* **Requirement**
What is needed is a verbatim copy of every record below, with the pictures left out.

* **Dataset entries**
---------------
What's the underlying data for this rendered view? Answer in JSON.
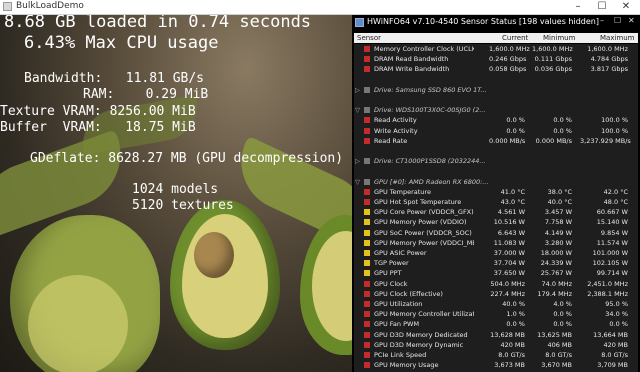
{
  "window": {
    "title": "BulkLoadDemo",
    "minimize": "–",
    "maximize": "☐",
    "close": "✕"
  },
  "overlay": {
    "line1": "8.68 GB loaded in 0.74 seconds",
    "line2": "6.43% Max CPU usage",
    "bandwidth": "Bandwidth:   11.81 GB/s",
    "ram": "RAM:    0.29 MiB",
    "texture_vram": "Texture VRAM: 8256.00 MiB",
    "buffer_vram": "Buffer  VRAM:   18.75 MiB",
    "gdeflate": "GDeflate: 8628.27 MB (GPU decompression)",
    "models": "1024 models",
    "textures": "5120 textures"
  },
  "hwinfo": {
    "title": "HWiNFO64 v7.10-4540 Sensor Status [198 values hidden]",
    "columns": {
      "sensor": "Sensor",
      "current": "Current",
      "minimum": "Minimum",
      "maximum": "Maximum"
    },
    "rows": [
      {
        "type": "item",
        "name": "Memory Controller Clock (UCLK)",
        "current": "1,600.0 MHz",
        "minimum": "1,600.0 MHz",
        "maximum": "1,600.0 MHz",
        "icon": "red"
      },
      {
        "type": "item",
        "name": "DRAM Read Bandwidth",
        "current": "0.246 Gbps",
        "minimum": "0.111 Gbps",
        "maximum": "4.784 Gbps",
        "icon": "red"
      },
      {
        "type": "item",
        "name": "DRAM Write Bandwidth",
        "current": "0.058 Gbps",
        "minimum": "0.036 Gbps",
        "maximum": "3.817 Gbps",
        "icon": "red"
      },
      {
        "type": "blank"
      },
      {
        "type": "group",
        "name": "Drive: Samsung SSD 860 EVO 1T...",
        "exp": "▷"
      },
      {
        "type": "blank"
      },
      {
        "type": "group",
        "name": "Drive: WDS100T3X0C-00SJG0 (2...",
        "exp": "▽"
      },
      {
        "type": "item",
        "name": "Read Activity",
        "current": "0.0 %",
        "minimum": "0.0 %",
        "maximum": "100.0 %",
        "icon": "red"
      },
      {
        "type": "item",
        "name": "Write Activity",
        "current": "0.0 %",
        "minimum": "0.0 %",
        "maximum": "100.0 %",
        "icon": "red"
      },
      {
        "type": "item",
        "name": "Read Rate",
        "current": "0.000 MB/s",
        "minimum": "0.000 MB/s",
        "maximum": "3,237.929 MB/s",
        "icon": "red"
      },
      {
        "type": "blank"
      },
      {
        "type": "group",
        "name": "Drive: CT1000P1SSD8 (2032244...",
        "exp": "▷"
      },
      {
        "type": "blank"
      },
      {
        "type": "group",
        "name": "GPU [#0]: AMD Radeon RX 6800:...",
        "exp": "▽"
      },
      {
        "type": "item",
        "name": "GPU Temperature",
        "current": "41.0 °C",
        "minimum": "38.0 °C",
        "maximum": "42.0 °C",
        "icon": "red"
      },
      {
        "type": "item",
        "name": "GPU Hot Spot Temperature",
        "current": "43.0 °C",
        "minimum": "40.0 °C",
        "maximum": "48.0 °C",
        "icon": "red"
      },
      {
        "type": "item",
        "name": "GPU Core Power (VDDCR_GFX)",
        "current": "4.561 W",
        "minimum": "3.457 W",
        "maximum": "60.667 W",
        "icon": "yellow"
      },
      {
        "type": "item",
        "name": "GPU Memory Power (VDDIO)",
        "current": "10.516 W",
        "minimum": "7.758 W",
        "maximum": "15.140 W",
        "icon": "yellow"
      },
      {
        "type": "item",
        "name": "GPU SoC Power (VDDCR_SOC)",
        "current": "6.643 W",
        "minimum": "4.149 W",
        "maximum": "9.854 W",
        "icon": "yellow"
      },
      {
        "type": "item",
        "name": "GPU Memory Power (VDDCI_MEM)",
        "current": "11.083 W",
        "minimum": "3.280 W",
        "maximum": "11.574 W",
        "icon": "yellow"
      },
      {
        "type": "item",
        "name": "GPU ASIC Power",
        "current": "37.000 W",
        "minimum": "18.000 W",
        "maximum": "101.000 W",
        "icon": "yellow"
      },
      {
        "type": "item",
        "name": "TGP Power",
        "current": "37.704 W",
        "minimum": "24.339 W",
        "maximum": "102.105 W",
        "icon": "yellow"
      },
      {
        "type": "item",
        "name": "GPU PPT",
        "current": "37.650 W",
        "minimum": "25.767 W",
        "maximum": "99.714 W",
        "icon": "yellow"
      },
      {
        "type": "item",
        "name": "GPU Clock",
        "current": "504.0 MHz",
        "minimum": "74.0 MHz",
        "maximum": "2,451.0 MHz",
        "icon": "red"
      },
      {
        "type": "item",
        "name": "GPU Clock (Effective)",
        "current": "227.4 MHz",
        "minimum": "179.4 MHz",
        "maximum": "2,388.1 MHz",
        "icon": "red"
      },
      {
        "type": "item",
        "name": "GPU Utilization",
        "current": "40.0 %",
        "minimum": "4.0 %",
        "maximum": "95.0 %",
        "icon": "red"
      },
      {
        "type": "item",
        "name": "GPU Memory Controller Utilization",
        "current": "1.0 %",
        "minimum": "0.0 %",
        "maximum": "34.0 %",
        "icon": "red"
      },
      {
        "type": "item",
        "name": "GPU Fan PWM",
        "current": "0.0 %",
        "minimum": "0.0 %",
        "maximum": "0.0 %",
        "icon": "red"
      },
      {
        "type": "item",
        "name": "GPU D3D Memory Dedicated",
        "current": "13,628 MB",
        "minimum": "13,625 MB",
        "maximum": "13,664 MB",
        "icon": "red"
      },
      {
        "type": "item",
        "name": "GPU D3D Memory Dynamic",
        "current": "420 MB",
        "minimum": "406 MB",
        "maximum": "420 MB",
        "icon": "red"
      },
      {
        "type": "item",
        "name": "PCIe Link Speed",
        "current": "8.0 GT/s",
        "minimum": "8.0 GT/s",
        "maximum": "8.0 GT/s",
        "icon": "red"
      },
      {
        "type": "item",
        "name": "GPU Memory Usage",
        "current": "3,673 MB",
        "minimum": "3,670 MB",
        "maximum": "3,709 MB",
        "icon": "red"
      }
    ]
  }
}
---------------
* **Answer section**
What's the underlying data for this rendered view? Answer in JSON.
{
  "window": {
    "title": "BulkLoadDemo",
    "minimize": "–",
    "maximize": "☐",
    "close": "✕"
  },
  "overlay": {
    "line1": "8.68 GB loaded in 0.74 seconds",
    "line2": "6.43% Max CPU usage",
    "bandwidth": "Bandwidth:   11.81 GB/s",
    "ram": "RAM:    0.29 MiB",
    "texture_vram": "Texture VRAM: 8256.00 MiB",
    "buffer_vram": "Buffer  VRAM:   18.75 MiB",
    "gdeflate": "GDeflate: 8628.27 MB (GPU decompression)",
    "models": "1024 models",
    "textures": "5120 textures"
  },
  "hwinfo": {
    "title": "HWiNFO64 v7.10-4540 Sensor Status [198 values hidden]",
    "columns": {
      "sensor": "Sensor",
      "current": "Current",
      "minimum": "Minimum",
      "maximum": "Maximum"
    },
    "rows": [
      {
        "type": "item",
        "name": "Memory Controller Clock (UCLK)",
        "current": "1,600.0 MHz",
        "minimum": "1,600.0 MHz",
        "maximum": "1,600.0 MHz",
        "icon": "red"
      },
      {
        "type": "item",
        "name": "DRAM Read Bandwidth",
        "current": "0.246 Gbps",
        "minimum": "0.111 Gbps",
        "maximum": "4.784 Gbps",
        "icon": "red"
      },
      {
        "type": "item",
        "name": "DRAM Write Bandwidth",
        "current": "0.058 Gbps",
        "minimum": "0.036 Gbps",
        "maximum": "3.817 Gbps",
        "icon": "red"
      },
      {
        "type": "blank"
      },
      {
        "type": "group",
        "name": "Drive: Samsung SSD 860 EVO 1T...",
        "exp": "▷"
      },
      {
        "type": "blank"
      },
      {
        "type": "group",
        "name": "Drive: WDS100T3X0C-00SJG0 (2...",
        "exp": "▽"
      },
      {
        "type": "item",
        "name": "Read Activity",
        "current": "0.0 %",
        "minimum": "0.0 %",
        "maximum": "100.0 %",
        "icon": "red"
      },
      {
        "type": "item",
        "name": "Write Activity",
        "current": "0.0 %",
        "minimum": "0.0 %",
        "maximum": "100.0 %",
        "icon": "red"
      },
      {
        "type": "item",
        "name": "Read Rate",
        "current": "0.000 MB/s",
        "minimum": "0.000 MB/s",
        "maximum": "3,237.929 MB/s",
        "icon": "red"
      },
      {
        "type": "blank"
      },
      {
        "type": "group",
        "name": "Drive: CT1000P1SSD8 (2032244...",
        "exp": "▷"
      },
      {
        "type": "blank"
      },
      {
        "type": "group",
        "name": "GPU [#0]: AMD Radeon RX 6800:...",
        "exp": "▽"
      },
      {
        "type": "item",
        "name": "GPU Temperature",
        "current": "41.0 °C",
        "minimum": "38.0 °C",
        "maximum": "42.0 °C",
        "icon": "red"
      },
      {
        "type": "item",
        "name": "GPU Hot Spot Temperature",
        "current": "43.0 °C",
        "minimum": "40.0 °C",
        "maximum": "48.0 °C",
        "icon": "red"
      },
      {
        "type": "item",
        "name": "GPU Core Power (VDDCR_GFX)",
        "current": "4.561 W",
        "minimum": "3.457 W",
        "maximum": "60.667 W",
        "icon": "yellow"
      },
      {
        "type": "item",
        "name": "GPU Memory Power (VDDIO)",
        "current": "10.516 W",
        "minimum": "7.758 W",
        "maximum": "15.140 W",
        "icon": "yellow"
      },
      {
        "type": "item",
        "name": "GPU SoC Power (VDDCR_SOC)",
        "current": "6.643 W",
        "minimum": "4.149 W",
        "maximum": "9.854 W",
        "icon": "yellow"
      },
      {
        "type": "item",
        "name": "GPU Memory Power (VDDCI_MEM)",
        "current": "11.083 W",
        "minimum": "3.280 W",
        "maximum": "11.574 W",
        "icon": "yellow"
      },
      {
        "type": "item",
        "name": "GPU ASIC Power",
        "current": "37.000 W",
        "minimum": "18.000 W",
        "maximum": "101.000 W",
        "icon": "yellow"
      },
      {
        "type": "item",
        "name": "TGP Power",
        "current": "37.704 W",
        "minimum": "24.339 W",
        "maximum": "102.105 W",
        "icon": "yellow"
      },
      {
        "type": "item",
        "name": "GPU PPT",
        "current": "37.650 W",
        "minimum": "25.767 W",
        "maximum": "99.714 W",
        "icon": "yellow"
      },
      {
        "type": "item",
        "name": "GPU Clock",
        "current": "504.0 MHz",
        "minimum": "74.0 MHz",
        "maximum": "2,451.0 MHz",
        "icon": "red"
      },
      {
        "type": "item",
        "name": "GPU Clock (Effective)",
        "current": "227.4 MHz",
        "minimum": "179.4 MHz",
        "maximum": "2,388.1 MHz",
        "icon": "red"
      },
      {
        "type": "item",
        "name": "GPU Utilization",
        "current": "40.0 %",
        "minimum": "4.0 %",
        "maximum": "95.0 %",
        "icon": "red"
      },
      {
        "type": "item",
        "name": "GPU Memory Controller Utilization",
        "current": "1.0 %",
        "minimum": "0.0 %",
        "maximum": "34.0 %",
        "icon": "red"
      },
      {
        "type": "item",
        "name": "GPU Fan PWM",
        "current": "0.0 %",
        "minimum": "0.0 %",
        "maximum": "0.0 %",
        "icon": "red"
      },
      {
        "type": "item",
        "name": "GPU D3D Memory Dedicated",
        "current": "13,628 MB",
        "minimum": "13,625 MB",
        "maximum": "13,664 MB",
        "icon": "red"
      },
      {
        "type": "item",
        "name": "GPU D3D Memory Dynamic",
        "current": "420 MB",
        "minimum": "406 MB",
        "maximum": "420 MB",
        "icon": "red"
      },
      {
        "type": "item",
        "name": "PCIe Link Speed",
        "current": "8.0 GT/s",
        "minimum": "8.0 GT/s",
        "maximum": "8.0 GT/s",
        "icon": "red"
      },
      {
        "type": "item",
        "name": "GPU Memory Usage",
        "current": "3,673 MB",
        "minimum": "3,670 MB",
        "maximum": "3,709 MB",
        "icon": "red"
      }
    ]
  }
}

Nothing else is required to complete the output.